# [Problem requirements]
Could you print the data that follows exactly as given?

# [Source data]
──────
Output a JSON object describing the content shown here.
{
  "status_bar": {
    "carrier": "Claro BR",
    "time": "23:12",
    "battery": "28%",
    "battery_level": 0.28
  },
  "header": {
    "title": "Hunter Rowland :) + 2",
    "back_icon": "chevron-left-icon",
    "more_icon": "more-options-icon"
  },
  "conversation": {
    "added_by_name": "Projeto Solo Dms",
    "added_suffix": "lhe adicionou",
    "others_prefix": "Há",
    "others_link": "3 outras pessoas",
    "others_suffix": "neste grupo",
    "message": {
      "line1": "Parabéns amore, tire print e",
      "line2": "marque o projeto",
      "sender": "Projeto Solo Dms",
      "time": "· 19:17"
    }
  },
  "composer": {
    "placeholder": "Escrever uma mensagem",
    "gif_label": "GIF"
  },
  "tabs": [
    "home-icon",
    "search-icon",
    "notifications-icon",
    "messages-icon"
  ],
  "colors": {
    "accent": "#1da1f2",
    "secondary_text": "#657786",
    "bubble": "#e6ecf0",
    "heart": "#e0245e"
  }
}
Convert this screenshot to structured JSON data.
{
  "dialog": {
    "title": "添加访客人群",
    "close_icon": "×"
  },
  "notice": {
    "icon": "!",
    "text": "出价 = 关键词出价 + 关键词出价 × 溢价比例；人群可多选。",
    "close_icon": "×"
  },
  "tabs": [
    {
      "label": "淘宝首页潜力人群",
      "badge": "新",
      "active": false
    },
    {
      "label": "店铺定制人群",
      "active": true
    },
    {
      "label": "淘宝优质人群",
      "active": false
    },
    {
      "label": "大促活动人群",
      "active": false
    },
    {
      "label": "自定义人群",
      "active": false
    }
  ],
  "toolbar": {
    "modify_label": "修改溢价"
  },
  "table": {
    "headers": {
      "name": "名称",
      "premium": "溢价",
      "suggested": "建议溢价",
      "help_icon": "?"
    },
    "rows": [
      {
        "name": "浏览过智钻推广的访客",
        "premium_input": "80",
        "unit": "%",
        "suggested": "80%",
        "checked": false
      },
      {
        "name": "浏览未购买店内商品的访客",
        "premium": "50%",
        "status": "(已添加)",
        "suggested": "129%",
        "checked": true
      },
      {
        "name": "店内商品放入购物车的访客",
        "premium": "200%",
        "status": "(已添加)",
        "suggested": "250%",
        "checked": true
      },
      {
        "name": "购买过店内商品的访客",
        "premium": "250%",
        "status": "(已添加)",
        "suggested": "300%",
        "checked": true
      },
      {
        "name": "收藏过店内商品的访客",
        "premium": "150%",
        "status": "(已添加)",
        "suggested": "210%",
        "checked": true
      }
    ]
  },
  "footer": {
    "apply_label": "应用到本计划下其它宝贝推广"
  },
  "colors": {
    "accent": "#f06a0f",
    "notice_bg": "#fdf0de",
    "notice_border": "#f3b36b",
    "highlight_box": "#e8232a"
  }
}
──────
# [Output of the exercise]
Output a JSON object describing the content shown here.
{
  "status_bar": {
    "carrier": "Claro BR",
    "time": "23:12",
    "battery": "28%",
    "battery_level": 0.28
  },
  "header": {
    "title": "Hunter Rowland :) + 2",
    "back_icon": "chevron-left-icon",
    "more_icon": "more-options-icon"
  },
  "conversation": {
    "added_by_name": "Projeto Solo Dms",
    "added_suffix": "lhe adicionou",
    "others_prefix": "Há",
    "others_link": "3 outras pessoas",
    "others_suffix": "neste grupo",
    "message": {
      "line1": "Parabéns amore, tire print e",
      "line2": "marque o projeto",
      "sender": "Projeto Solo Dms",
      "time": "· 19:17"
    }
  },
  "composer": {
    "placeholder": "Escrever uma mensagem",
    "gif_label": "GIF"
  },
  "tabs": [
    "home-icon",
    "search-icon",
    "notifications-icon",
    "messages-icon"
  ],
  "colors": {
    "accent": "#1da1f2",
    "secondary_text": "#657786",
    "bubble": "#e6ecf0",
    "heart": "#e0245e"
  }
}
Convert this screenshot to structured JSON data.
{
  "dialog": {
    "title": "添加访客人群",
    "close_icon": "×"
  },
  "notice": {
    "icon": "!",
    "text": "出价 = 关键词出价 + 关键词出价 × 溢价比例；人群可多选。",
    "close_icon": "×"
  },
  "tabs": [
    {
      "label": "淘宝首页潜力人群",
      "badge": "新",
      "active": false
    },
    {
      "label": "店铺定制人群",
      "active": true
    },
    {
      "label": "淘宝优质人群",
      "active": false
    },
    {
      "label": "大促活动人群",
      "active": false
    },
    {
      "label": "自定义人群",
      "active": false
    }
  ],
  "toolbar": {
    "modify_label": "修改溢价"
  },
  "table": {
    "headers": {
      "name": "名称",
      "premium": "溢价",
      "suggested": "建议溢价",
      "help_icon": "?"
    },
    "rows": [
      {
        "name": "浏览过智钻推广的访客",
        "premium_input": "80",
        "unit": "%",
        "suggested": "80%",
        "checked": false
      },
      {
        "name": "浏览未购买店内商品的访客",
        "premium": "50%",
        "status": "(已添加)",
        "suggested": "129%",
        "checked": true
      },
      {
        "name": "店内商品放入购物车的访客",
        "premium": "200%",
        "status": "(已添加)",
        "suggested": "250%",
        "checked": true
      },
      {
        "name": "购买过店内商品的访客",
        "premium": "250%",
        "status": "(已添加)",
        "suggested": "300%",
        "checked": true
      },
      {
        "name": "收藏过店内商品的访客",
        "premium": "150%",
        "status": "(已添加)",
        "suggested": "210%",
        "checked": true
      }
    ]
  },
  "footer": {
    "apply_label": "应用到本计划下其它宝贝推广"
  },
  "colors": {
    "accent": "#f06a0f",
    "notice_bg": "#fdf0de",
    "notice_border": "#f3b36b",
    "highlight_box": "#e8232a"
  }
}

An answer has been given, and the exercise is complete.